BEGIN RECORDS SHOWN

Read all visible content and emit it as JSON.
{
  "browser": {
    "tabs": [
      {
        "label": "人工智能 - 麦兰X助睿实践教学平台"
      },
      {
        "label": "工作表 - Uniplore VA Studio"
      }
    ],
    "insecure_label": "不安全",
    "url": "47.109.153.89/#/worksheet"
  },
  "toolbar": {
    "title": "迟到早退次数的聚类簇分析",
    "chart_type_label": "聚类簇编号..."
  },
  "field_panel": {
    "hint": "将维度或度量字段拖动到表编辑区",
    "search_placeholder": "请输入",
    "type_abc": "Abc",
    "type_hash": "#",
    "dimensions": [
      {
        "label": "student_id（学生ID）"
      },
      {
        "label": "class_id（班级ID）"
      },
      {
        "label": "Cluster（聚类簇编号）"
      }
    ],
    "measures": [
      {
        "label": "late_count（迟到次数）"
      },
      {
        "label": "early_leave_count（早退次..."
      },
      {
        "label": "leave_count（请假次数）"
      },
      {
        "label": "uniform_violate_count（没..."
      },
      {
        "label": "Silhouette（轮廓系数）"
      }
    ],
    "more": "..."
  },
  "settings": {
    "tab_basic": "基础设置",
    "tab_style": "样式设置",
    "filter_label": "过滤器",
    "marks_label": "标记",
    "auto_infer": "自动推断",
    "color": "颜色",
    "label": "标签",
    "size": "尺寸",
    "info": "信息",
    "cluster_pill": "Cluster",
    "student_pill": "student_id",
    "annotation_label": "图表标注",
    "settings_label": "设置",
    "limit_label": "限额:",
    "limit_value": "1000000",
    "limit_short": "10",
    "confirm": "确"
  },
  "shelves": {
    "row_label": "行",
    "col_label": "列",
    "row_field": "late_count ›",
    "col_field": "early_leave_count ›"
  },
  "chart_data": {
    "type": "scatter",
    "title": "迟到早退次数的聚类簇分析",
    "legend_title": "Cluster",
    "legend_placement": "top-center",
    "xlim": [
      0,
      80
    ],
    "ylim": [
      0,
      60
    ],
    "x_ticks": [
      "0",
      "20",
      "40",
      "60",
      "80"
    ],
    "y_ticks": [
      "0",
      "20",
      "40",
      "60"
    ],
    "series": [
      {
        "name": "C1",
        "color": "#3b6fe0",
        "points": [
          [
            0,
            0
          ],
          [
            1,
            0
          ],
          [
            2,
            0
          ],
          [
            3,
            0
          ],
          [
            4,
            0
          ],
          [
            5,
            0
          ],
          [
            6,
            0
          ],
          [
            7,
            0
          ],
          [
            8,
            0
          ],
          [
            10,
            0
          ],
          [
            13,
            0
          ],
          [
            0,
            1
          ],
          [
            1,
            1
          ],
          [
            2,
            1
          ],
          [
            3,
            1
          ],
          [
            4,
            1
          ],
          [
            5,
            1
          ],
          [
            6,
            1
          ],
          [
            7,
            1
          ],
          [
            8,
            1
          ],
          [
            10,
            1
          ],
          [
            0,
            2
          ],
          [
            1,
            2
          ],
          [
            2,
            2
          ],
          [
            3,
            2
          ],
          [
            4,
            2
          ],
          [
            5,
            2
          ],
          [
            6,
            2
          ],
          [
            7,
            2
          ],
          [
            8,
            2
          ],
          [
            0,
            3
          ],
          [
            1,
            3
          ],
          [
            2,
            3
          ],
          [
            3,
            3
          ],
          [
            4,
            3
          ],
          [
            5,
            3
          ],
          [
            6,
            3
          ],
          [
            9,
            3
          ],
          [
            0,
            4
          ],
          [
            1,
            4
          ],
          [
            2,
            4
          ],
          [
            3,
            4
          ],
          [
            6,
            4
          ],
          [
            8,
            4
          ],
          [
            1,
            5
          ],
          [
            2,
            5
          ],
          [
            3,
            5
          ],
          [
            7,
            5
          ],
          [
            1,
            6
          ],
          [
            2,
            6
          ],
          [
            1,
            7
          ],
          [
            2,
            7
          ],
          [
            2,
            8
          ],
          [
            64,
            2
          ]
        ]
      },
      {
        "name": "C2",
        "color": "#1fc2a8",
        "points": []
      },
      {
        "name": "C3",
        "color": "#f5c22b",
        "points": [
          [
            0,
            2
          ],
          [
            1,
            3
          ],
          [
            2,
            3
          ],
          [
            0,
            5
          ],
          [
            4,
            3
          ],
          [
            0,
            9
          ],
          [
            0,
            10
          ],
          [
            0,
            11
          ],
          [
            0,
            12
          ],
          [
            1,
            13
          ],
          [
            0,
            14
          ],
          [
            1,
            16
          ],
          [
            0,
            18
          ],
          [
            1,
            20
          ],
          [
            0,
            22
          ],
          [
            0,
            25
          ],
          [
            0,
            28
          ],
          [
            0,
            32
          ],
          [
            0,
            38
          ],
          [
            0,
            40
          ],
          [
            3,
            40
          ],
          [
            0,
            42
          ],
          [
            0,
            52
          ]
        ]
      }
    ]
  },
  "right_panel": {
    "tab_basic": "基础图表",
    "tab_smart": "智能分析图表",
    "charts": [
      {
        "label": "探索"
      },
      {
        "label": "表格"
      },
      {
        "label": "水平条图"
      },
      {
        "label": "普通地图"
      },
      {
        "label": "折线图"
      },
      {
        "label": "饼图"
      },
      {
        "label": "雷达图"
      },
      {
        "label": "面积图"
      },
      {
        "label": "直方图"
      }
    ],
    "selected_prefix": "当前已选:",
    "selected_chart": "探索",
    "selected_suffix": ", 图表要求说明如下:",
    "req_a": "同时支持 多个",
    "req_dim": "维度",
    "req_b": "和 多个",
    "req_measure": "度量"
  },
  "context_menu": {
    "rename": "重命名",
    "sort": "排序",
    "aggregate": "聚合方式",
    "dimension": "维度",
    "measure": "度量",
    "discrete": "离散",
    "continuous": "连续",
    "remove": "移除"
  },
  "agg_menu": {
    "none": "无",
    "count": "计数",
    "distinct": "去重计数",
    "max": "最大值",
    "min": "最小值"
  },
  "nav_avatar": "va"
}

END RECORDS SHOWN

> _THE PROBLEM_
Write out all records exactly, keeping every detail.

> _TASK RESPONSE_
Read all visible content and emit it as JSON.
{
  "browser": {
    "tabs": [
      {
        "label": "人工智能 - 麦兰X助睿实践教学平台"
      },
      {
        "label": "工作表 - Uniplore VA Studio"
      }
    ],
    "insecure_label": "不安全",
    "url": "47.109.153.89/#/worksheet"
  },
  "toolbar": {
    "title": "迟到早退次数的聚类簇分析",
    "chart_type_label": "聚类簇编号..."
  },
  "field_panel": {
    "hint": "将维度或度量字段拖动到表编辑区",
    "search_placeholder": "请输入",
    "type_abc": "Abc",
    "type_hash": "#",
    "dimensions": [
      {
        "label": "student_id（学生ID）"
      },
      {
        "label": "class_id（班级ID）"
      },
      {
        "label": "Cluster（聚类簇编号）"
      }
    ],
    "measures": [
      {
        "label": "late_count（迟到次数）"
      },
      {
        "label": "early_leave_count（早退次..."
      },
      {
        "label": "leave_count（请假次数）"
      },
      {
        "label": "uniform_violate_count（没..."
      },
      {
        "label": "Silhouette（轮廓系数）"
      }
    ],
    "more": "..."
  },
  "settings": {
    "tab_basic": "基础设置",
    "tab_style": "样式设置",
    "filter_label": "过滤器",
    "marks_label": "标记",
    "auto_infer": "自动推断",
    "color": "颜色",
    "label": "标签",
    "size": "尺寸",
    "info": "信息",
    "cluster_pill": "Cluster",
    "student_pill": "student_id",
    "annotation_label": "图表标注",
    "settings_label": "设置",
    "limit_label": "限额:",
    "limit_value": "1000000",
    "limit_short": "10",
    "confirm": "确"
  },
  "shelves": {
    "row_label": "行",
    "col_label": "列",
    "row_field": "late_count ›",
    "col_field": "early_leave_count ›"
  },
  "chart_data": {
    "type": "scatter",
    "title": "迟到早退次数的聚类簇分析",
    "legend_title": "Cluster",
    "legend_placement": "top-center",
    "xlim": [
      0,
      80
    ],
    "ylim": [
      0,
      60
    ],
    "x_ticks": [
      "0",
      "20",
      "40",
      "60",
      "80"
    ],
    "y_ticks": [
      "0",
      "20",
      "40",
      "60"
    ],
    "series": [
      {
        "name": "C1",
        "color": "#3b6fe0",
        "points": [
          [
            0,
            0
          ],
          [
            1,
            0
          ],
          [
            2,
            0
          ],
          [
            3,
            0
          ],
          [
            4,
            0
          ],
          [
            5,
            0
          ],
          [
            6,
            0
          ],
          [
            7,
            0
          ],
          [
            8,
            0
          ],
          [
            10,
            0
          ],
          [
            13,
            0
          ],
          [
            0,
            1
          ],
          [
            1,
            1
          ],
          [
            2,
            1
          ],
          [
            3,
            1
          ],
          [
            4,
            1
          ],
          [
            5,
            1
          ],
          [
            6,
            1
          ],
          [
            7,
            1
          ],
          [
            8,
            1
          ],
          [
            10,
            1
          ],
          [
            0,
            2
          ],
          [
            1,
            2
          ],
          [
            2,
            2
          ],
          [
            3,
            2
          ],
          [
            4,
            2
          ],
          [
            5,
            2
          ],
          [
            6,
            2
          ],
          [
            7,
            2
          ],
          [
            8,
            2
          ],
          [
            0,
            3
          ],
          [
            1,
            3
          ],
          [
            2,
            3
          ],
          [
            3,
            3
          ],
          [
            4,
            3
          ],
          [
            5,
            3
          ],
          [
            6,
            3
          ],
          [
            9,
            3
          ],
          [
            0,
            4
          ],
          [
            1,
            4
          ],
          [
            2,
            4
          ],
          [
            3,
            4
          ],
          [
            6,
            4
          ],
          [
            8,
            4
          ],
          [
            1,
            5
          ],
          [
            2,
            5
          ],
          [
            3,
            5
          ],
          [
            7,
            5
          ],
          [
            1,
            6
          ],
          [
            2,
            6
          ],
          [
            1,
            7
          ],
          [
            2,
            7
          ],
          [
            2,
            8
          ],
          [
            64,
            2
          ]
        ]
      },
      {
        "name": "C2",
        "color": "#1fc2a8",
        "points": []
      },
      {
        "name": "C3",
        "color": "#f5c22b",
        "points": [
          [
            0,
            2
          ],
          [
            1,
            3
          ],
          [
            2,
            3
          ],
          [
            0,
            5
          ],
          [
            4,
            3
          ],
          [
            0,
            9
          ],
          [
            0,
            10
          ],
          [
            0,
            11
          ],
          [
            0,
            12
          ],
          [
            1,
            13
          ],
          [
            0,
            14
          ],
          [
            1,
            16
          ],
          [
            0,
            18
          ],
          [
            1,
            20
          ],
          [
            0,
            22
          ],
          [
            0,
            25
          ],
          [
            0,
            28
          ],
          [
            0,
            32
          ],
          [
            0,
            38
          ],
          [
            0,
            40
          ],
          [
            3,
            40
          ],
          [
            0,
            42
          ],
          [
            0,
            52
          ]
        ]
      }
    ]
  },
  "right_panel": {
    "tab_basic": "基础图表",
    "tab_smart": "智能分析图表",
    "charts": [
      {
        "label": "探索"
      },
      {
        "label": "表格"
      },
      {
        "label": "水平条图"
      },
      {
        "label": "普通地图"
      },
      {
        "label": "折线图"
      },
      {
        "label": "饼图"
      },
      {
        "label": "雷达图"
      },
      {
        "label": "面积图"
      },
      {
        "label": "直方图"
      }
    ],
    "selected_prefix": "当前已选:",
    "selected_chart": "探索",
    "selected_suffix": ", 图表要求说明如下:",
    "req_a": "同时支持 多个",
    "req_dim": "维度",
    "req_b": "和 多个",
    "req_measure": "度量"
  },
  "context_menu": {
    "rename": "重命名",
    "sort": "排序",
    "aggregate": "聚合方式",
    "dimension": "维度",
    "measure": "度量",
    "discrete": "离散",
    "continuous": "连续",
    "remove": "移除"
  },
  "agg_menu": {
    "none": "无",
    "count": "计数",
    "distinct": "去重计数",
    "max": "最大值",
    "min": "最小值"
  },
  "nav_avatar": "va"
}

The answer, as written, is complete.